Your task —
Retype every record exactly. Skip the images.
[Opening Source data section]
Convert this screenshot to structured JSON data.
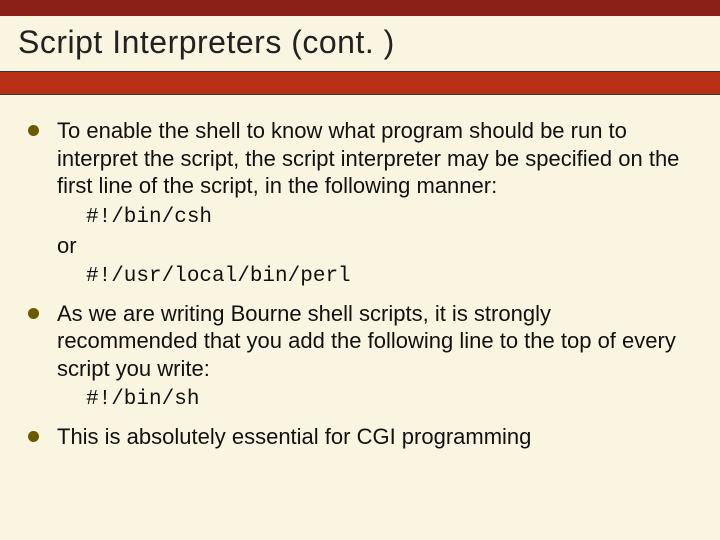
{
  "slide": {
    "title": "Script Interpreters (cont. )",
    "items": [
      {
        "text": "To enable the shell to know what program should be run to interpret the script, the script interpreter may be specified on the first line of the script, in the following manner:",
        "code1": "#!/bin/csh",
        "or": "or",
        "code2": "#!/usr/local/bin/perl"
      },
      {
        "text": "As we are writing Bourne shell scripts, it is strongly recommended that you add the following line to the top of every script you write:",
        "code1": "#!/bin/sh"
      },
      {
        "text": "This is absolutely essential for CGI programming"
      }
    ]
  }
}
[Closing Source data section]
Task result —
Convert this screenshot to structured JSON data.
{
  "slide": {
    "title": "Script Interpreters (cont. )",
    "items": [
      {
        "text": "To enable the shell to know what program should be run to interpret the script, the script interpreter may be specified on the first line of the script, in the following manner:",
        "code1": "#!/bin/csh",
        "or": "or",
        "code2": "#!/usr/local/bin/perl"
      },
      {
        "text": "As we are writing Bourne shell scripts, it is strongly recommended that you add the following line to the top of every script you write:",
        "code1": "#!/bin/sh"
      },
      {
        "text": "This is absolutely essential for CGI programming"
      }
    ]
  }
}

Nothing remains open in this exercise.